Monday, June 30, 2014

Culture Bites

Luis Suarez is down and out of the great American game of soccer and must endure a four months suspension. Headbutts and punches incur shorter suspensions, smaller fines, and less general ire. Why does biting incite widespread anger and derision (and long suspensions) everywhere (except, perhaps, in Uruguay)?

Maybe because it involves saliva, an internal part of the body, germs, the unclean? Is it because it is a childish act? Is it because it involves teeth and conjures up images of vampirism and its concomitant eroticism?

Wednesday, June 25, 2014

Ban Luis Suarez For Life: Not For Biting but Because He's a Cheat

Another incident involving Luis Suarez's teeth and an opponent's body has thrown the entire soccer establishment into turmoil.

Many, including Roberto Martinez and Alexi Lalas, say it's sad and that Luis Suarez needs help. True. Others, such as ESPN's Taylor Twellman, argues that biting is a disgrace and Suarez merits a lifetime ban.

In my opinion, the biting is comical, sad, and unfortunate. And Suarez deserves some sort of sanction for going McGruff The Crime Dog on Chiellini yesterday.

But if he deserves a lifetime ban it is for his consistent, willful attempts to undermine the integrity of the game by cheating. His intentional handball on the goal line during the last World Cup is only one example. His constant diving and embellishment, scoring by handling the ball, whining and complaining to the referee, racially insult opponents are all behaviors that unfairly and deceptively do harm to the credibility of the sport. What he does on a regular basis is no better than what Armstrong did to cycling or what Charles Van Doren did to TV quiz shows.

So if Suarez is kicked out of soccer, I won't shed a tear. But I'd prefer FIFA do it because of the way he has consistently behaved over his entire career instead of for occasionally mistaking an opponent's arm or neck for the buffet at Chuck-A-Rama.

Monday, June 23, 2014

FIFA Corruption? Well, It Is a Business….

John Oliver's send up of FIFA and the World Cup has made the rounds on Internet and even led some of my relatives to conclude that it's not ethical to watch the tournament (you can watch it online here). Oliver's bit is funny and clever--especially the religion comparison. I used to get worked up about this kind of thing in a similar way with the IOC. And yes, it's deplorable. But it's small potatoes. Other huge multinationals make so much more money and exercise so much more influence than FIFA. See this list, for example: http://www.forbes.com/sites/andersonantunes/2014/01/23/the-20-companies-that-own-brazil/
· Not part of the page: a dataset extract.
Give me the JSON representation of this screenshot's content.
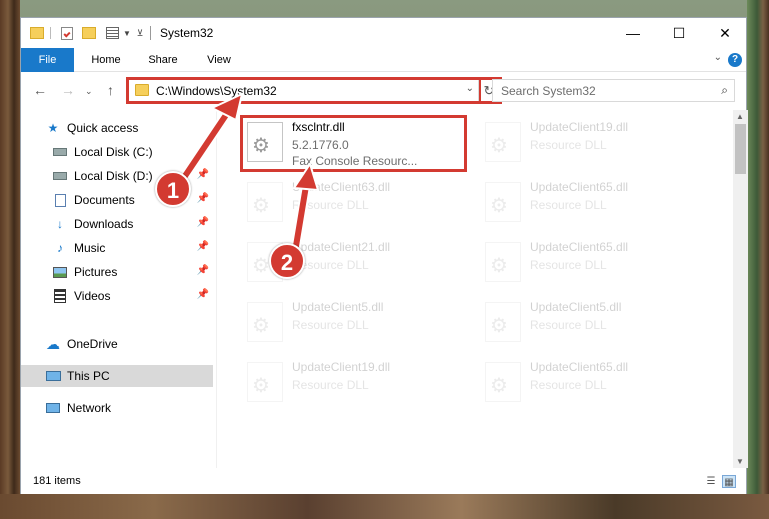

Kuper and Szymanskanski's book Soccernomics begins by comparing Real Madrid, the richest club in the world, with a small cement company in Texas that no one has ever heard of but that is worth more than RM. The soccer team is more visible and so an easy target for both praise and criticism. But I am fairly certain all these big corporations have deals with Brazil (tax breaks, deals on exploitation of natural resources, or wage agreements for employees, etc.). The smart thing to do would be to show FIFA as a window into the way other corporations likely exploit Brazil, the rain forests, the state, etc. And how Brazil uses the World Cup for its own political purposes